Amid upset concerning outstanding increments due to teachers, Education, Youth Affairs and Sports Minister Sharie de Castro met with the BVI Teachers Union last month and promised progress, according to an update she delivered in the House of Assembly on Feb. 10.
Ms. de Castro said the union wrote to her on Feb. 3 concerning the payment of increments, prompting her to meet with representatives that week.
She said the meeting was “very productive in achieving the expected outcome, and I have committed firmly to representing the views of teachers in relation to both the payment of outstanding increments as well as prioritisation of teachers in the compensation review process that is currently ongoing.”
She did not specify how far back the increments are overdue or say when they might be paid.
Compensation for public officers has been a longstanding problem, however, with teachers holding a “sickout” in November 2021 prompted by overdue stipends and backpay, crumbling infrastructure, and resource shortfalls.
Ministry leaders met with the government’s compensation review consultants last week to highlight the urgency of considering teachers’ salaries, Mr. de Castro said on Feb. 10.
“Due consideration must be given to the cries of teachers and the value of education to the economy of the Virgin Islands,” she said. “Education is arguably the most important profession in our society.”
She added, “We are losing our teachers to other countries and industries due to several issues: the low rate of pay, the increased cost of living, compensation offered in other countries, insufficient and outdated resources, and a challenging work environment, just to name a few.”
In the VI, she said, grade four teachers start at an annual salary of about $34,600.
In the United States VI, by contrast, USVI Governor Albert Bryan recently announced that the entry-level teacher salary will be raised to $50,000 in August. And in Texas, the starting salary is $61,500, Ms. de Castro said.
“I implore us all to think carefully about the potential ramifications and impact of such a decision on our education system and, more specifically, our current teacher complement,” she said. “Consideration for varying approaches to facilitate teacher retention is absolutely critical at this time.”
Financial restrictions and other challenges, she said, have led some VI teachers to leave in recent months.

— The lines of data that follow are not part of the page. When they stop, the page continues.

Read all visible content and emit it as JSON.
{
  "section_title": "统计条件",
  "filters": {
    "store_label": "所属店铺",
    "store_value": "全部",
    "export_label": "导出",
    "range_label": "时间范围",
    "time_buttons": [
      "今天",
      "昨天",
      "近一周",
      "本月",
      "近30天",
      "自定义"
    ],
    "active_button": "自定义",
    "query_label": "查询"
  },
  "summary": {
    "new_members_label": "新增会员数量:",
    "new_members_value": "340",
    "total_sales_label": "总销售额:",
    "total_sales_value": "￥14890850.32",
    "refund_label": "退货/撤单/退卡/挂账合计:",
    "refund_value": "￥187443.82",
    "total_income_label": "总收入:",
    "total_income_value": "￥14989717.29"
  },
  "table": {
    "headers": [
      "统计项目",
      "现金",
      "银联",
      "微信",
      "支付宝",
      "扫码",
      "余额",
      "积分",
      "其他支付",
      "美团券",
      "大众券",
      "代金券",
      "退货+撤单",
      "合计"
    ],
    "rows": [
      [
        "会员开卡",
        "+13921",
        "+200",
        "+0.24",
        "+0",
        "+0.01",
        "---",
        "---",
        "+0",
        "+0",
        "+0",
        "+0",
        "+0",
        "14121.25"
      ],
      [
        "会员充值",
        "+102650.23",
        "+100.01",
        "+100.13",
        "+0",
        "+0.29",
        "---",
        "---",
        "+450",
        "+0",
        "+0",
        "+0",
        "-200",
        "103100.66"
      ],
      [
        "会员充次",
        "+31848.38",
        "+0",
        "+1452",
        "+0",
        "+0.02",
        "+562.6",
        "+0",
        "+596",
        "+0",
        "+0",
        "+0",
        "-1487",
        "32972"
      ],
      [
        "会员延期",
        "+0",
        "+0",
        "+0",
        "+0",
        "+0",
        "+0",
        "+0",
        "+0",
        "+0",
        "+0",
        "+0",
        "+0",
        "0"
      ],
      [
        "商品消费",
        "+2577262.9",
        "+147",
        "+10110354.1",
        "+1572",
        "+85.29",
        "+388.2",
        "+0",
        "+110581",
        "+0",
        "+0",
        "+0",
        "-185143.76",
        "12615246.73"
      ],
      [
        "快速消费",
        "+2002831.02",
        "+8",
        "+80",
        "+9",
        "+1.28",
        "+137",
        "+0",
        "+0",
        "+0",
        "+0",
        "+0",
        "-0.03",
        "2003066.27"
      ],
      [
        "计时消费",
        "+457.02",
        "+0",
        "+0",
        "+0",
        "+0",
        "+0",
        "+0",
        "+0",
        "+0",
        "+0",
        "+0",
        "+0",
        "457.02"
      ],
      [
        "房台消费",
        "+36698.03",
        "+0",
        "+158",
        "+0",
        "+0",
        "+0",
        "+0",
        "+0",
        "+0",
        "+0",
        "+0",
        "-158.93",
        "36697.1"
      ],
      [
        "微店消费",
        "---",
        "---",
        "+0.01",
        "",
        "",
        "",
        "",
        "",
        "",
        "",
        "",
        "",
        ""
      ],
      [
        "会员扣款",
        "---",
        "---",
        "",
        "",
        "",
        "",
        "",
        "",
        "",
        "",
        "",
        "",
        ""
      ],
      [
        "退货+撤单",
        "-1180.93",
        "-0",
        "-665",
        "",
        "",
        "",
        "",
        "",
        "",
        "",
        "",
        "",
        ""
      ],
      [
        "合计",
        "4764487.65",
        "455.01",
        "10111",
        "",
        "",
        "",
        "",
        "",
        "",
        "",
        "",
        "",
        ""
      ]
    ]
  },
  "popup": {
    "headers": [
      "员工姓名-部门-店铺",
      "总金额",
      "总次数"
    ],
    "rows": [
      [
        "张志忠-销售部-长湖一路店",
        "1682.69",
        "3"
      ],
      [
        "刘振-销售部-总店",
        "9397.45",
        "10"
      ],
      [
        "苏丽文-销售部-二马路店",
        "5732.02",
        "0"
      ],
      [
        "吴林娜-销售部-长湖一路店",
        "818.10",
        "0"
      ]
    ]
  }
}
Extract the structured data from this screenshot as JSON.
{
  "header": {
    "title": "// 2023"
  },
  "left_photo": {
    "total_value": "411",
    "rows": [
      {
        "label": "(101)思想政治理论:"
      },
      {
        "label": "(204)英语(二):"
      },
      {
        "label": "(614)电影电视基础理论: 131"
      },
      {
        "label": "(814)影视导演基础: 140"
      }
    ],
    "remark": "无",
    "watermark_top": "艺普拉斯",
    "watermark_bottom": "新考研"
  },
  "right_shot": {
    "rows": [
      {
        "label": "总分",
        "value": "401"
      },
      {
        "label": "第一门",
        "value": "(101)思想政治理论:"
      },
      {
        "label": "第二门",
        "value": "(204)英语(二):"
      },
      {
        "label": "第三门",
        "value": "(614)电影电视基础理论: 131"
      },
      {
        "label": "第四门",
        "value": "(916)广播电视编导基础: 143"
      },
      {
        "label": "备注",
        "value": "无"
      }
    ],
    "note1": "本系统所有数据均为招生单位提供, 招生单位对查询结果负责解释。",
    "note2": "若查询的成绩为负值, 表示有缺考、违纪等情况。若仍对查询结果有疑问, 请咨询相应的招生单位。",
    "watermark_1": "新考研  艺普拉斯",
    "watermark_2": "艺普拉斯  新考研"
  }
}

“The ministry has already received an alarming number of resignations since the start of this school year,” she said. “If teachers continue to leave the profession, the immediate and long-term impacts would be gravely felt throughout the territory.”